Stepping off the air-conditioned coach of the Blue Mountain Express, bleary eyed and hung-over as a correspondent/musician-on-tour could possibly be under the circumstances, I make my way to the taxi at Mettupalayam Junction, with my ever-trusty keyboard in tow. Ten minutes into the drive, we arrive at the foothills of the Nilgiris – only 36 hairpin bends to our destination. As the band and I make our way up the hills, we’re greeted by the occasional band of curious primates that have made these foothills their home. A short while and many “popped” ears later, we pull into the resort at Fern Hill, to be greeted by a sweater clad, sari wearing hostess who promptly proceeds to apply tikhas to our foreheads.
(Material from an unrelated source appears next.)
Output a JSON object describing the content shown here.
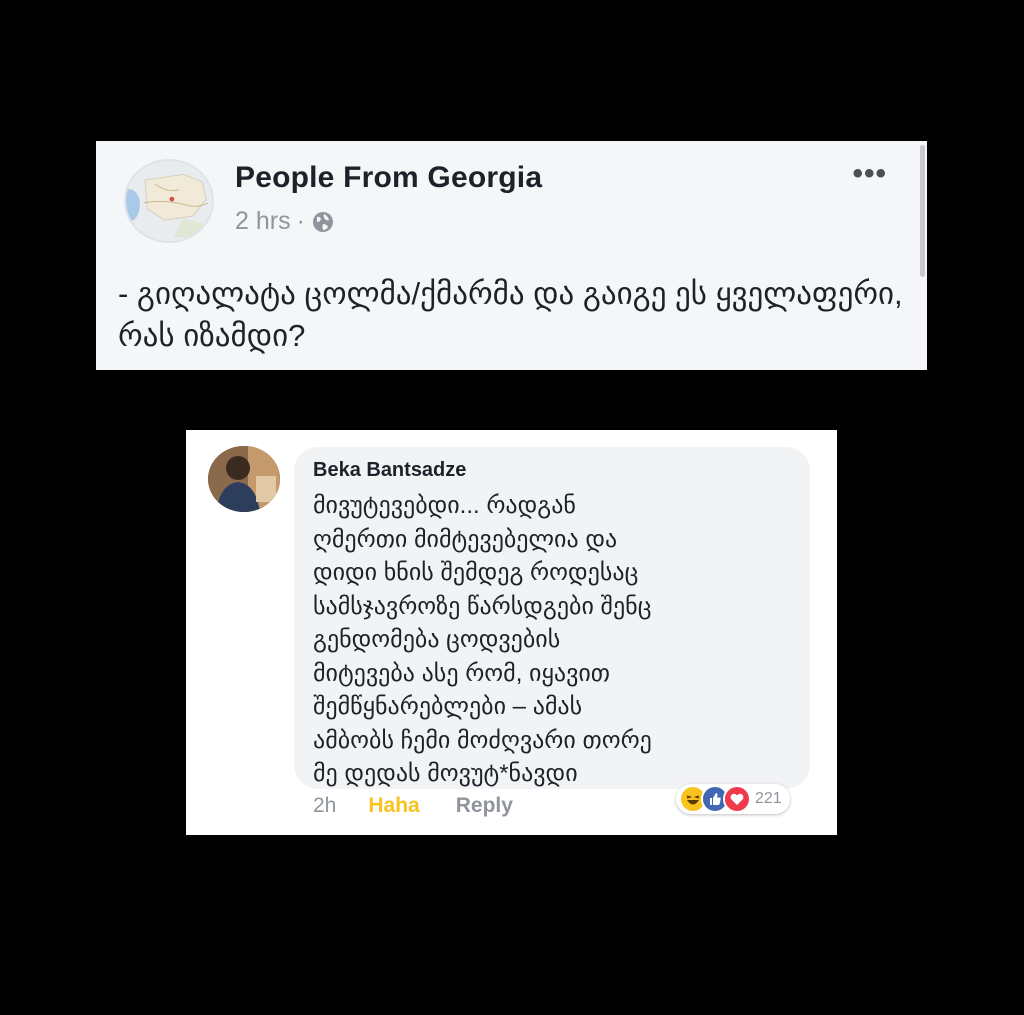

After what was quite the scrumptious breakfast, we’re met by one of the organisers of the event and after a short drive down the hill, we pull up to the massive wrought iron gates of the Fernhills Palace, Ooty – we’ve arrived. Trudging through the thick woods that cover most of the sprawling palace grounds, we make our way to the stage where we’re scheduled to perform in a few hours. Looking around the grounds, one can’t help but notice a sense of utter ease about the place – the air is thin and yet somehow refreshing – and then there are the lush, green, never-ending mountains and valleys that stretch as far as the eye can see – welcome to the cultural extravaganza that is The M.A.D. Festival.
With over 3000 music aficionados present to watch the over 50 acts that took to the stage, this three day celebration of the arts also featured six workshops, all held on the palace grounds. From rock and pop to jazz, blues and hip-hop acts, the organisers certainly left no stone unturned in the effort to bring together some of the best national and international acts that left the audience wanting more. What sets goMAD apart from the other musical festivals in the country is the added experience of camping outdoors – rows of tents line the camping areas and as day turns into night, bonfires play host to some impromptu jam sessions and great conversations over drinks courtesy the bar in the woods.
Performances from international bands such as the Swiss fusion act 1001Ways, South African singer Sabelo Mthembu and Noori (of Coke Studio fame) displayed class and craftsmanship in their renditions of popular covers as well as their original material. One of the most original international acts this correspondent came across was in the form of Manchester-based Jeremiah Ferrari, a four-piece roots reggae band that absolutely grooved the socks off the audience. With trace elements of punk, ska and calypso thrown into their eclectic reggae mix, these guys were truly a breath of fresh, inspiring air. Some of India’s best live acts also took to the dual stages – including the likes of Parikrama, Agam, and many more. Bombay Bassment, a hard hitting hip-hop act exhibited some interesting crossover concepts, while Sky Rabbit was more Coldplay-esque, with a rounded sound that mesmerized the audience. True to their reputation, Live Banned and Baiju Dharmajan Syndicate put on a high-energy set that had the crowd on its feet, always wanting more. The Shobana Dance Company also put on an exquisite display of showmanship and grace in their performance and was one of the closing acts at this year’s edition of the event.
Well thought out and efficiently organised, the minds behind the event took painstaking efforts to ensure that the festival goer returned with memories that could not have been experienced anywhere else – be it the uniquely creative art and craft installations that dotted the woods between the stages or the various number of food and beverage stalls that wet many a parched throat and satisfied peckish appetites. A heady mix of art in all its glory, this year’s experience at The M.A.D. Festival was a hoot and a half and this correspondent, for one, is already eagerly looking forward to next year’s edition – until next time!